Mr. Mark Schneider has been the subject of many dinner conversations and car ride talks within the Bippen family. My family is well aware that math has never been my favorite subject. My brain isn’t wired to remember equations or abstract ideas like imaginary numbers, and I have a hard time recalling concepts from Algebra 2, sophomore year. So when I signed up for Calc BC, I knew I was in for something scary.
That “something scary” turned out to be Mr. Schneider, who is anything but frightening. I knew I was in good hands when, on the very first day of school, Schneider called me by name. We were logging into Google Classroom on our phones and I guess I had a confused look on my face, because Mr. Schneider said “Cadence, is it working?” I’ve had teachers who have called me “Candace” in fourth quarter before, and my math teacher knew our names the first time we met. As someone who is called the wrong name often, that meant a lot to me.
Mr. Schneider has established such an environment of respect within our classroom, and I am amazed at how smoothly our class of a bunch of nerds handles themselves. In his class, no one would dare pay more attention to his or her phone than the lesson. Not because we are scared, but because it would be disrespectful — we know Schneider is giving us his undivided attention. He is amazing because he doesn’t have to be “all business” for us to listen. And as a student who doesn’t find math interesting at all, I know how hard it is to keep someone’s attention in class. Schneider makes you want to listen because he wants to listen to you.
Mr. Schneider, thank you for helping me realize that I really can do math. You also helped me to accept that some things, inevitably, won’t come easily to me. But I can accomplish something that’s difficult for me if I work hard. Thanks for creating an environment in which I’m not afraid to ask you a question, and I’m not afraid to ask my peers for help. You are the first teacher to have gotten me to say “Math is one of my favorite classes.” I may not get a 5 on the AP test or an A in the class, but I know I have grown as a learner and a thinker thanks to your Calculus class, and I know now that I have a chance at surviving math in college.
Mr. Schneider, you have honestly become one of my favorite teachers from the moment my foot stepped in your classroom and I was welcomed with the classic, ‘It is so good to see you here today.’ My perspective has changed entirely on math and all that it encompasses after having a class with you. I think the thing that really did it is your approach. Not only do you look at math differently, but you come at it itself with a different heart than many would take on. You don’t identify the problem in the process first, but rather the problem in the opinion first, and that makes all the difference. I can honestly say I love calculus because of you, because you had me realize it wasn’t the math I hated, but the confusion that comes with it, and realizing the problem is the first step to success, so I thank you for that.
Not only am I taught math in your classroom, but life lessons as well.
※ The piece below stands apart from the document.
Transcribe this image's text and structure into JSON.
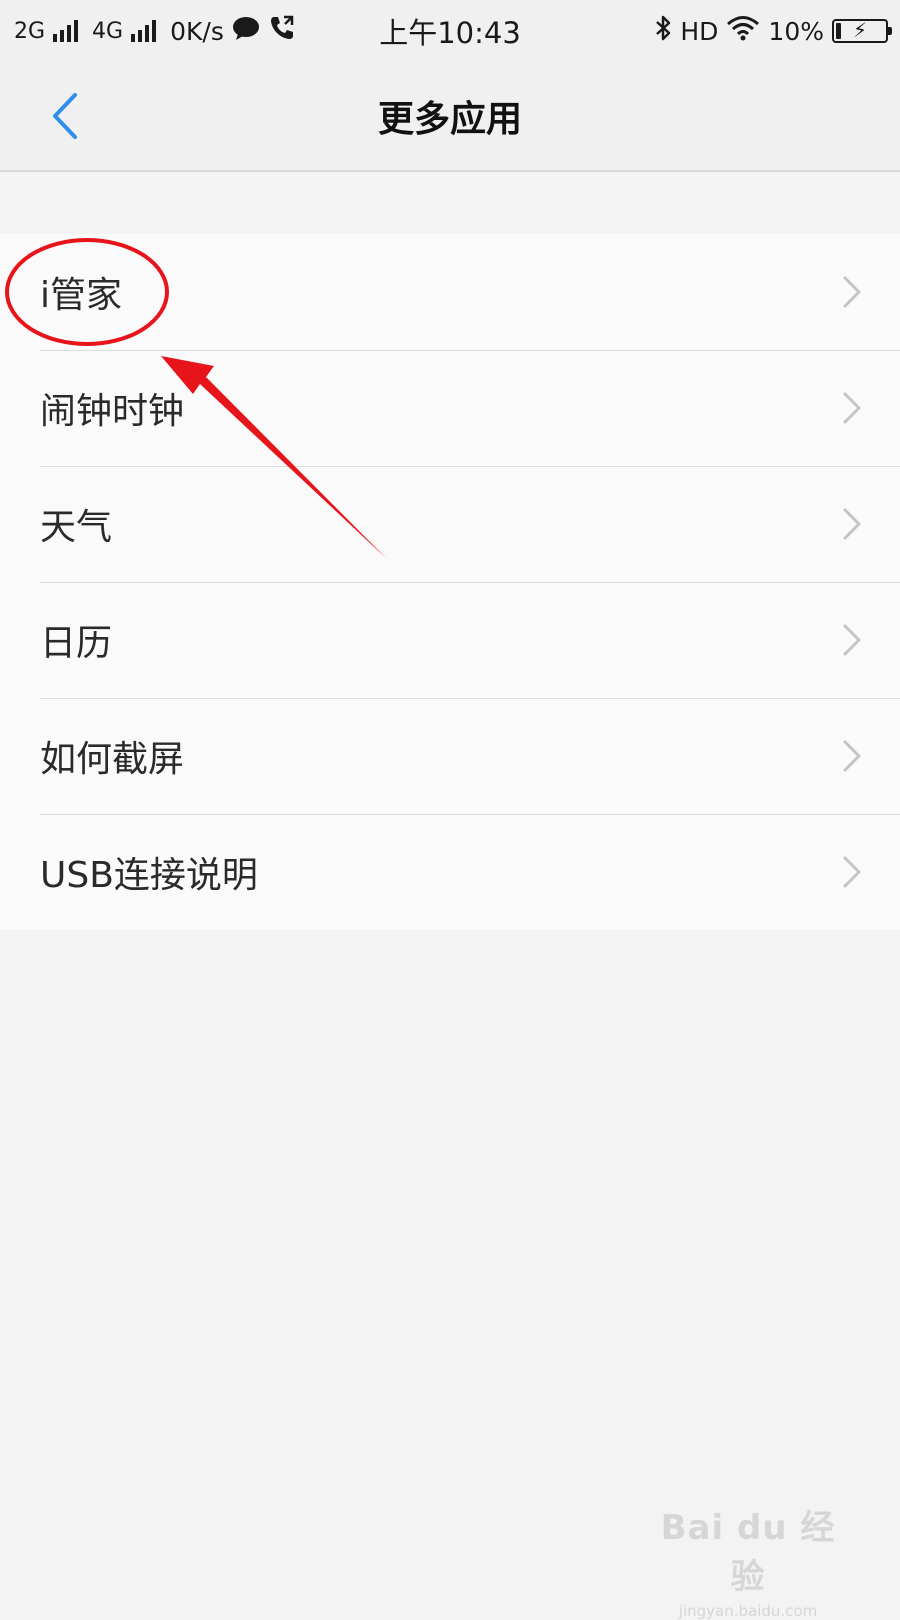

Whether it be through some silly mathematical metaphor, or a comical anecdote about your life, I’m always learning something worthwhile. Sometimes I don’t really think to slow down and appreciate all that I can do and all that I have, and you’ve really opened that door for me. I realize every day I am CHOOSING to get a good education, that I am CHOOSING to push forward in my studies, and that makes all the difference in the world. I’m a hardcore pessimist and you’ve really helped me turn over a new leaf.
Honestly I think one of my favorite things this year is walking into my 5th hour and seeing Abby Dwyer, where literally all we do is talk about what a fantastic teacher and incredible person you are, entirely in Spanish nonetheless. We’ll make jokes that Friday is always good because ‘that’s when Mr. Schneider breaks out the denim on denim’ or talk about what moment you took out of your busy life to talk to us about how much we matter to you. Maybe some of it comes from the years as a psychologist, but Mr. Schneider, you can always tell how to treat a person well.
I honestly adore the fact that through everything you always affirm that we, your students, are truly great people, and sometimes I feel like you need that reminder too. You appreciate so much in such a vast way I honestly don’t know how to describe it. The fact that you come every morning early to school to watch the sunrise (and help some kids with calculus) baffles and amazes me. You look at the best in everything, and if the best is minimal, you take what’s the worst and make jokes of it until it doesn’t seem so bad, and I love that.
After leaving these doors, I feel like I’ll have learned much beyond what calculus can teach, thanks to you. I’ll remember that no matter what I do, something can be fixed with a simple ’oh bother, well, I’m still a good person,’ and that’s all I need to get me through. Thank you.